The individuals we support are citizens with all the rights, dignity and prerogatives of Citizens of Canada. The laws that apply to civil conduct of all citizens apply equally to staff involvement in individual’s lives, homes, places of employment, etc.
Along with the most basic of human rights, individuals have the right to refuse service from the Agency and/or re-evaluate the role the Agency plays in their lives. Conversely, individuals do not have a legal entitlement to service and can be refused service with the Agency.
In addition to supporting the “Rights” conferred upon all people in Canada through The United Nations Declaration of Human Rights, the Canadian Charter of Rights and Freedoms, the Statutes and Laws of the Government of Ontario, the Agency undertakes to support individuals in making personal choices respecting all aspects of daily living.
Rights are generally conferred upon people by law or declarations of a level of authority. Choices on the other hand are decisions made by an individual.
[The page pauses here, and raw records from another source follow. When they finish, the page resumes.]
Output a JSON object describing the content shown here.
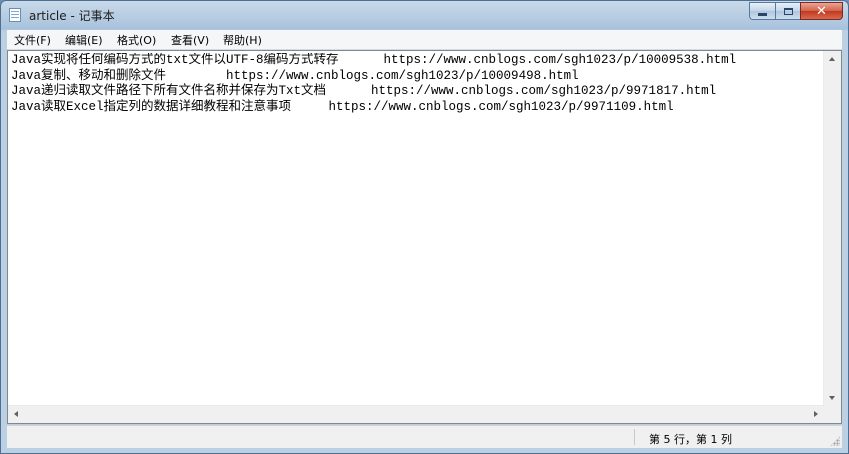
{
  "window": {
    "title": "article - 记事本",
    "icon": "notepad-icon",
    "controls": {
      "minimize": "minimize-icon",
      "maximize": "maximize-icon",
      "close": "✕"
    }
  },
  "menu": {
    "items": [
      {
        "label": "文件(F)"
      },
      {
        "label": "编辑(E)"
      },
      {
        "label": "格式(O)"
      },
      {
        "label": "查看(V)"
      },
      {
        "label": "帮助(H)"
      }
    ]
  },
  "editor": {
    "lines": [
      "Java实现将任何编码方式的txt文件以UTF-8编码方式转存      https://www.cnblogs.com/sgh1023/p/10009538.html",
      "Java复制、移动和删除文件        https://www.cnblogs.com/sgh1023/p/10009498.html",
      "Java递归读取文件路径下所有文件名称并保存为Txt文档      https://www.cnblogs.com/sgh1023/p/9971817.html",
      "Java读取Excel指定列的数据详细教程和注意事项     https://www.cnblogs.com/sgh1023/p/9971109.html",
      ""
    ]
  },
  "status": {
    "position": "第 5 行，第 1 列"
  },
  "colors": {
    "title_bar": "#c9daea",
    "close_button": "#c1391f",
    "editor_bg": "#ffffff",
    "menu_bg": "#f5f6f7"
  }
}
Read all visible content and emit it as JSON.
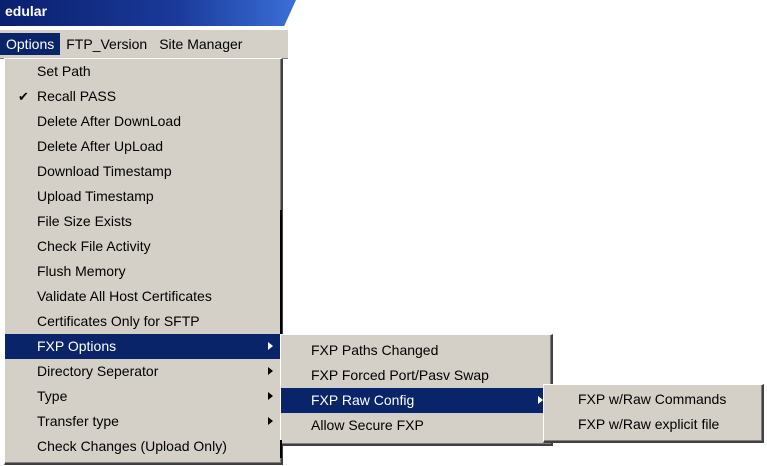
{
  "window": {
    "title": "edular"
  },
  "menubar": {
    "items": [
      "Options",
      "FTP_Version",
      "Site Manager"
    ]
  },
  "options_menu": {
    "items": [
      {
        "label": "Set Path"
      },
      {
        "label": "Recall PASS",
        "checked": true
      },
      {
        "label": "Delete After DownLoad"
      },
      {
        "label": "Delete After UpLoad"
      },
      {
        "label": "Download Timestamp"
      },
      {
        "label": "Upload Timestamp"
      },
      {
        "label": "File Size Exists"
      },
      {
        "label": "Check File Activity"
      },
      {
        "label": "Flush Memory"
      },
      {
        "label": "Validate All Host Certificates"
      },
      {
        "label": "Certificates Only for SFTP"
      },
      {
        "label": "FXP Options",
        "submenu": true,
        "highlighted": true
      },
      {
        "label": "Directory Seperator",
        "submenu": true
      },
      {
        "label": "Type",
        "submenu": true
      },
      {
        "label": "Transfer type",
        "submenu": true
      },
      {
        "label": "Check Changes (Upload Only)"
      }
    ],
    "check_glyph": "✔"
  },
  "fxp_menu": {
    "items": [
      {
        "label": "FXP Paths Changed"
      },
      {
        "label": "FXP Forced Port/Pasv Swap"
      },
      {
        "label": "FXP Raw Config",
        "submenu": true,
        "highlighted": true
      },
      {
        "label": "Allow Secure FXP"
      }
    ]
  },
  "raw_menu": {
    "items": [
      {
        "label": "FXP w/Raw Commands"
      },
      {
        "label": "FXP w/Raw explicit file"
      }
    ]
  }
}
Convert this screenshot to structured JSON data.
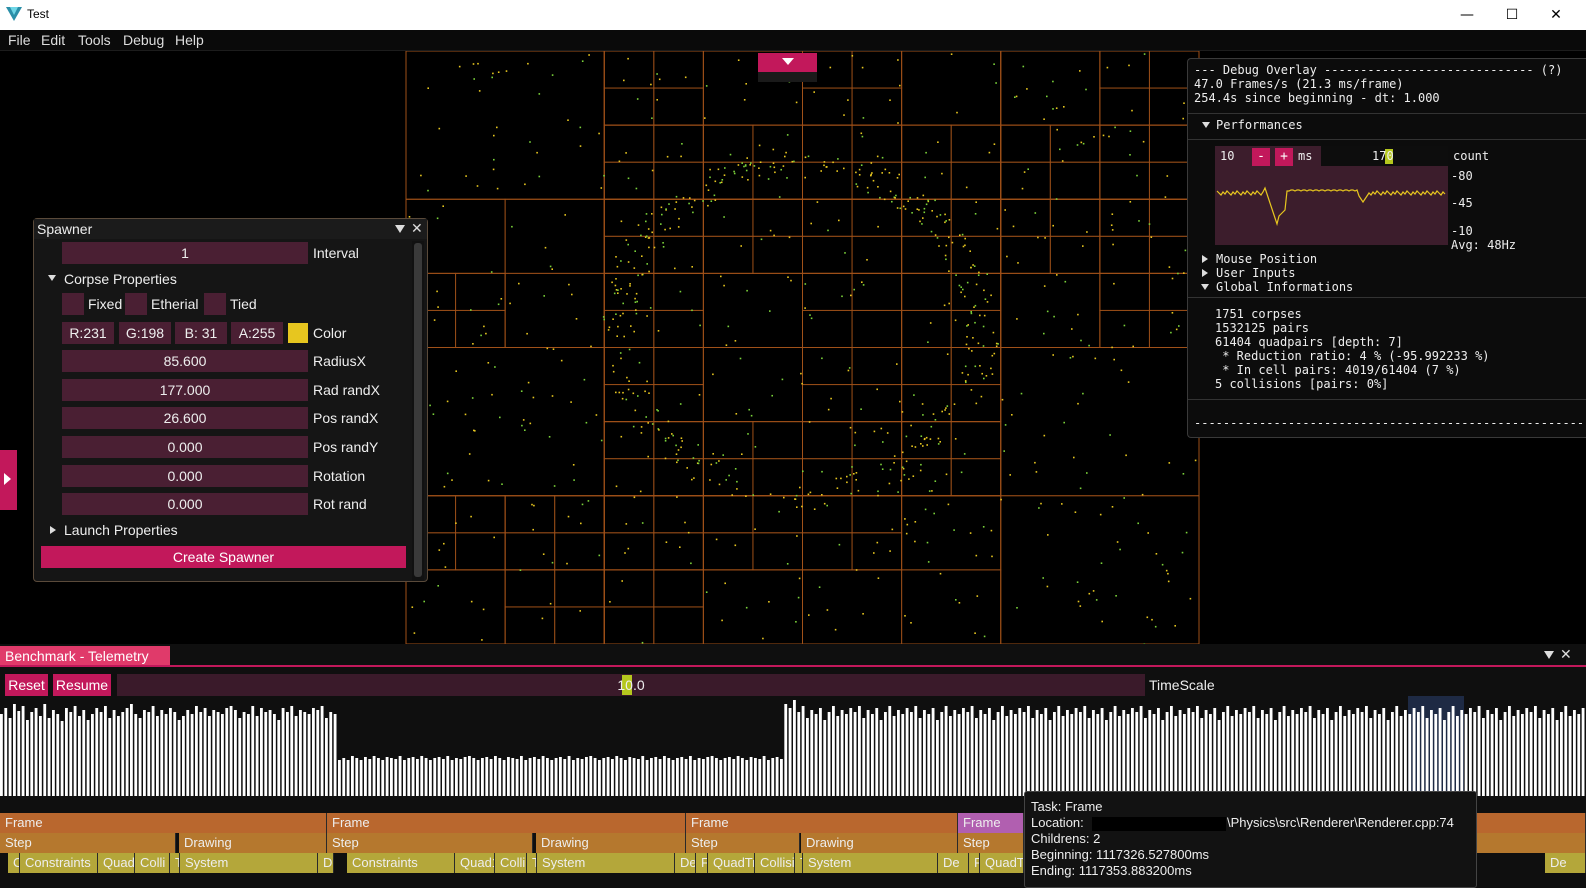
{
  "window": {
    "title": "Test"
  },
  "menu": [
    "File",
    "Edit",
    "Tools",
    "Debug",
    "Help"
  ],
  "spawner": {
    "title": "Spawner",
    "interval": {
      "value": "1",
      "label": "Interval"
    },
    "corpse_section": "Corpse Properties",
    "checks": [
      "Fixed",
      "Etherial",
      "Tied"
    ],
    "color": {
      "r": "R:231",
      "g": "G:198",
      "b": "B: 31",
      "a": "A:255",
      "label": "Color",
      "swatch": "#e7c61f"
    },
    "fields": [
      {
        "value": "85.600",
        "label": "RadiusX"
      },
      {
        "value": "177.000",
        "label": "Rad randX"
      },
      {
        "value": "26.600",
        "label": "Pos randX"
      },
      {
        "value": "0.000",
        "label": "Pos randY"
      },
      {
        "value": "0.000",
        "label": "Rotation"
      },
      {
        "value": "0.000",
        "label": "Rot rand"
      }
    ],
    "launch_section": "Launch Properties",
    "create_button": "Create Spawner"
  },
  "debug": {
    "header": "--- Debug Overlay ----------------------------- (?)",
    "fps": "47.0 Frames/s (21.3 ms/frame)",
    "elapsed": "254.4s since beginning - dt: 1.000",
    "performances": "Performances",
    "perf": {
      "min": "10",
      "minus": "-",
      "plus": "+",
      "unit": "ms",
      "max": "170",
      "count": "count",
      "t80": "-80",
      "t45": "-45",
      "t10": "-10",
      "avg": "Avg: 48Hz"
    },
    "sections": [
      "Mouse Position",
      "User Inputs",
      "Global Informations"
    ],
    "global": [
      "1751 corpses",
      "1532125 pairs",
      "61404 quadpairs [depth: 7]",
      " * Reduction ratio: 4 % (-95.992233 %)",
      " * In cell pairs: 4019/61404 (7 %)",
      "5 collisions [pairs: 0%]"
    ],
    "footer": "--------------------------------------------------------"
  },
  "telemetry": {
    "tab": "Benchmark - Telemetry",
    "reset": "Reset",
    "resume": "Resume",
    "timescale_value": "10.0",
    "timescale_label": "TimeScale",
    "timeline": {
      "row1": [
        {
          "text": "Frame",
          "start": 0,
          "end": 327
        },
        {
          "text": "Frame",
          "start": 327,
          "end": 686
        },
        {
          "text": "Frame",
          "start": 686,
          "end": 958
        },
        {
          "text": "Frame",
          "start": 958,
          "end": 1024,
          "highlight": true
        },
        {
          "text": "",
          "start": 1477,
          "end": 1586
        }
      ],
      "row2": [
        {
          "text": "Step",
          "start": 0,
          "end": 176
        },
        {
          "text": "Drawing",
          "start": 179,
          "end": 327
        },
        {
          "text": "Step",
          "start": 327,
          "end": 533
        },
        {
          "text": "Drawing",
          "start": 536,
          "end": 686
        },
        {
          "text": "Step",
          "start": 686,
          "end": 800
        },
        {
          "text": "Drawing",
          "start": 801,
          "end": 958
        },
        {
          "text": "Step",
          "start": 958,
          "end": 1024
        },
        {
          "text": "",
          "start": 1477,
          "end": 1586
        }
      ],
      "row3": [
        {
          "text": "C",
          "start": 8,
          "end": 20
        },
        {
          "text": "Constraints",
          "start": 20,
          "end": 98
        },
        {
          "text": "Quad1",
          "start": 98,
          "end": 135
        },
        {
          "text": "Colli",
          "start": 135,
          "end": 170
        },
        {
          "text": "T",
          "start": 170,
          "end": 180
        },
        {
          "text": "System",
          "start": 180,
          "end": 318
        },
        {
          "text": "De",
          "start": 318,
          "end": 334
        },
        {
          "text": "Constraints",
          "start": 347,
          "end": 455
        },
        {
          "text": "Quad1",
          "start": 455,
          "end": 495
        },
        {
          "text": "Colli",
          "start": 495,
          "end": 527
        },
        {
          "text": "T",
          "start": 527,
          "end": 537
        },
        {
          "text": "System",
          "start": 537,
          "end": 675
        },
        {
          "text": "De",
          "start": 675,
          "end": 696
        },
        {
          "text": "F",
          "start": 696,
          "end": 708
        },
        {
          "text": "QuadTr",
          "start": 708,
          "end": 755
        },
        {
          "text": "Collisi",
          "start": 755,
          "end": 795
        },
        {
          "text": "T",
          "start": 795,
          "end": 803
        },
        {
          "text": "System",
          "start": 803,
          "end": 938
        },
        {
          "text": "De",
          "start": 938,
          "end": 969
        },
        {
          "text": "F",
          "start": 969,
          "end": 980
        },
        {
          "text": "QuadT",
          "start": 980,
          "end": 1024
        },
        {
          "text": "De",
          "start": 1545,
          "end": 1586
        }
      ]
    },
    "tooltip": {
      "task": "Task: Frame",
      "location_label": "Location:",
      "location_path": "\\Physics\\src\\Renderer\\Renderer.cpp:74",
      "childrens": "Childrens: 2",
      "beginning": "Beginning: 1117326.527800ms",
      "ending": "Ending: 1117353.883200ms"
    },
    "frame_bars": [
      82,
      88,
      78,
      92,
      85,
      90,
      76,
      84,
      88,
      80,
      92,
      78,
      86,
      82,
      75,
      88,
      84,
      90,
      80,
      86,
      76,
      82,
      88,
      84,
      90,
      78,
      86,
      80,
      84,
      88,
      92,
      82,
      78,
      86,
      84,
      90,
      80,
      86,
      82,
      88,
      84,
      76,
      80,
      86,
      82,
      90,
      84,
      88,
      80,
      86,
      84,
      82,
      88,
      90,
      86,
      78,
      84,
      82,
      90,
      80,
      88,
      84,
      86,
      82,
      76,
      88,
      84,
      90,
      80,
      86,
      84,
      82,
      88,
      86,
      90,
      78,
      84,
      82,
      36,
      38,
      36,
      40,
      38,
      36,
      39,
      37,
      40,
      38,
      36,
      39,
      38,
      37,
      40,
      36,
      38,
      39,
      37,
      40,
      38,
      36,
      38,
      39,
      37,
      40,
      36,
      38,
      37,
      39,
      40,
      38,
      36,
      38,
      39,
      37,
      40,
      38,
      36,
      39,
      38,
      37,
      40,
      36,
      38,
      39,
      37,
      40,
      38,
      36,
      38,
      39,
      37,
      40,
      36,
      38,
      37,
      39,
      40,
      38,
      36,
      38,
      39,
      37,
      40,
      38,
      36,
      39,
      38,
      37,
      40,
      36,
      38,
      39,
      37,
      40,
      38,
      36,
      38,
      39,
      37,
      40,
      36,
      38,
      37,
      39,
      40,
      38,
      36,
      38,
      39,
      37,
      40,
      38,
      36,
      39,
      38,
      37,
      40,
      36,
      38,
      39,
      37,
      92,
      88,
      96,
      84,
      90,
      78,
      86,
      82,
      88,
      76,
      84,
      90,
      80,
      86,
      82,
      88,
      84,
      90,
      78,
      86,
      82,
      88,
      76,
      84,
      90,
      80,
      86,
      82,
      88,
      84,
      90,
      78,
      86,
      82,
      88,
      76,
      84,
      90,
      80,
      86,
      82,
      88,
      84,
      90,
      78,
      86,
      82,
      88,
      76,
      84,
      90,
      80,
      86,
      82,
      88,
      84,
      90,
      78,
      86,
      82,
      88,
      76,
      84,
      90,
      80,
      86,
      82,
      88,
      84,
      90,
      78,
      86,
      82,
      88,
      76,
      84,
      90,
      80,
      86,
      82,
      88,
      84,
      90,
      78,
      86,
      82,
      88,
      76,
      84,
      90,
      80,
      86,
      82,
      88,
      84,
      90,
      78,
      86,
      82,
      88,
      76,
      84,
      90,
      80,
      86,
      82,
      88,
      84,
      90,
      78,
      86,
      82,
      88,
      76,
      84,
      90,
      80,
      86,
      82,
      88,
      84,
      90,
      78,
      86,
      82,
      88,
      76,
      84,
      90,
      80,
      86,
      82,
      88,
      84,
      90,
      78,
      86,
      82,
      88,
      76,
      84,
      90,
      80,
      86,
      82,
      88,
      84,
      90,
      78,
      86,
      82,
      88,
      76,
      84,
      90,
      80,
      86,
      82,
      88,
      84,
      90,
      78,
      86,
      82,
      88,
      76,
      84,
      90,
      80,
      86,
      82,
      88,
      84,
      90,
      78,
      86,
      82,
      88,
      76,
      84,
      90,
      80,
      86,
      82,
      88
    ]
  },
  "colors": {
    "accent": "#c2185b",
    "frame": "#b9672e",
    "step": "#b5782e",
    "system": "#b4a73a",
    "grid": "#a0521a",
    "particle": "#e7c61f"
  }
}
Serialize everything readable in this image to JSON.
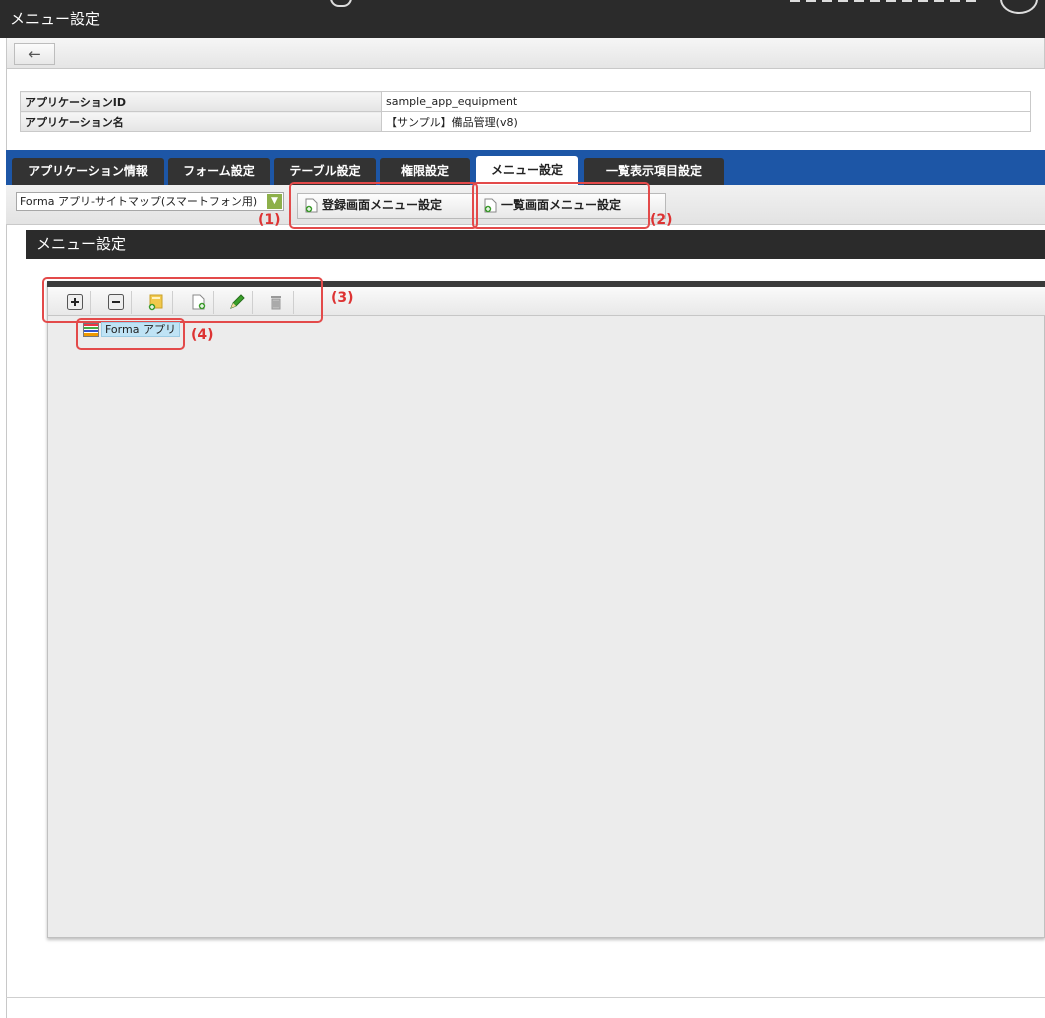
{
  "window": {
    "title": "メニュー設定"
  },
  "toolbar": {
    "back_icon": "←"
  },
  "app_info": {
    "rows": [
      {
        "key": "アプリケーションID",
        "value": "sample_app_equipment"
      },
      {
        "key": "アプリケーション名",
        "value": "【サンプル】備品管理(v8)"
      }
    ]
  },
  "tabs": [
    {
      "label": "アプリケーション情報",
      "active": false
    },
    {
      "label": "フォーム設定",
      "active": false
    },
    {
      "label": "テーブル設定",
      "active": false
    },
    {
      "label": "権限設定",
      "active": false
    },
    {
      "label": "メニュー設定",
      "active": true
    },
    {
      "label": "一覧表示項目設定",
      "active": false
    }
  ],
  "subbar": {
    "sitemap_select": "Forma アプリ-サイトマップ(スマートフォン用)",
    "register_menu_button": "登録画面メニュー設定",
    "list_menu_button": "一覧画面メニュー設定"
  },
  "annotations": {
    "a1": "(1)",
    "a2": "(2)",
    "a3": "(3)",
    "a4": "(4)"
  },
  "section": {
    "title": "メニュー設定"
  },
  "tree": {
    "toolbar_icons": [
      "expand-icon",
      "collapse-icon",
      "add-folder-icon",
      "add-page-icon",
      "edit-icon",
      "delete-icon"
    ],
    "nodes": [
      {
        "label": "Forma アプリ"
      }
    ]
  },
  "colors": {
    "tab_bar": "#1d56a6",
    "header_dark": "#2b2b2b",
    "highlight": "#e34a4a",
    "tree_selected": "#bfe3f5"
  }
}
However, many choices in life can be as important or even more important than Rights declared by government.
Although far from inclusive, the following are perhaps the most important and common examples of the personal needs and wishes which we support individuals to achieve:
- to retain and personally decide on the use of their own funds;
- to be free from exploitation and abuse;
- to receive regular and adequate medical support under the Canada Health Act;
- to practice a religion of choice;
- to receive adequate and nutritious food;
- to be supported in a safe, clean and appropriate home environment;
- to have personal privacy respected;
- to self-advocate and appeal decisions related to personal well being;
- to interact with family and friends and have close relationships where possible;
- to have personal belongings;
- to choose services, recreational activities, entertainment and accommodation in line with personal needs and wishes; and
- to receive education and counseling on matters affecting daily life circumstances.
Persons served have the right to routinely expect all information to be held in strict confidence and shared with third party sources only on a need to know basis, in the interest of the safety and well-being of the person served and with the person or their designate’s signed consent.
Rights are outlined in the following legislation and can be viewed by clicking on the links:
Canadian Charter of Rights
Ontario Human Rights Code
United Nations Declaration of Rights of Disabled Persons
Supports to Promote the Social Inclusion of Persons with Developmental Disabilities Act, 2008
Quality Assurance Measures